Directions for this task:
Hunt through the entries for the word "title" and copy each line in which it appears.

──────── Exercise materials ────────

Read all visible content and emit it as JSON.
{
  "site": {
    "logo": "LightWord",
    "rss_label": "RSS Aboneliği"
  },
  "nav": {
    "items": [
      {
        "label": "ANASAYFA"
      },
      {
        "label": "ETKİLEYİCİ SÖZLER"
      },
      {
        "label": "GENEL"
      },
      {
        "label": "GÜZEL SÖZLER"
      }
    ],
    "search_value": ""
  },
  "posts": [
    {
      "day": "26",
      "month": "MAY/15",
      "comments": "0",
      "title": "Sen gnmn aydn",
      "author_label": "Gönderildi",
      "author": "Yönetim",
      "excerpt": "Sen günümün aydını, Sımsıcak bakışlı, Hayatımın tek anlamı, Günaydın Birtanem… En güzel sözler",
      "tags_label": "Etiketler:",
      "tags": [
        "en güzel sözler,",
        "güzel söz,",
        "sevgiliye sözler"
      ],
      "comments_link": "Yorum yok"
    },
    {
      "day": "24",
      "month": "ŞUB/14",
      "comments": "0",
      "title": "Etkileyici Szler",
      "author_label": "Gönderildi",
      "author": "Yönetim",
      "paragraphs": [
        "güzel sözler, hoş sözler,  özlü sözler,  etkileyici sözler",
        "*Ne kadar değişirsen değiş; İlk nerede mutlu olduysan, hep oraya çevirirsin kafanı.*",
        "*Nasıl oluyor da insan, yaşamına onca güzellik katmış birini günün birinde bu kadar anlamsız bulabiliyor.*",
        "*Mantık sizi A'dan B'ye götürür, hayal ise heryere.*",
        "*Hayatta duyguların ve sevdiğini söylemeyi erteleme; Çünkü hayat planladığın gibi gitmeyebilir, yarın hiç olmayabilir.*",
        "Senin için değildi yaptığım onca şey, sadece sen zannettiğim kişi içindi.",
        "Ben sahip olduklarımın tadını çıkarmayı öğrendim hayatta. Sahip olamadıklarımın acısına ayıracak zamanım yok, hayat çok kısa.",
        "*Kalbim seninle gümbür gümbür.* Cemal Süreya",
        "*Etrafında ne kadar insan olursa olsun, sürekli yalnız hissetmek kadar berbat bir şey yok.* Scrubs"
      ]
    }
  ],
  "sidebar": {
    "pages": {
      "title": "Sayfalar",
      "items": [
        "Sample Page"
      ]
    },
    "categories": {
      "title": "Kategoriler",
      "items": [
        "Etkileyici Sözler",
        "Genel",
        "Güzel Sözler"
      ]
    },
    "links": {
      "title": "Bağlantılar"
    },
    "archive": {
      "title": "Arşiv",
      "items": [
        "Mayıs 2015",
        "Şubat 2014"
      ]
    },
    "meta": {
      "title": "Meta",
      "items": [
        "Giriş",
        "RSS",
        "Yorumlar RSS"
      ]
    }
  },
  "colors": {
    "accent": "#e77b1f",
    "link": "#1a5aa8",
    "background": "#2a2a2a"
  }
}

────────

Expected output:
      "title": "Sen gnmn aydn",
      "title": "Etkileyici Szler",
      "title": "Sayfalar",
      "title": "Kategoriler",
      "title": "Bağlantılar"
      "title": "Arşiv",
      "title": "Meta",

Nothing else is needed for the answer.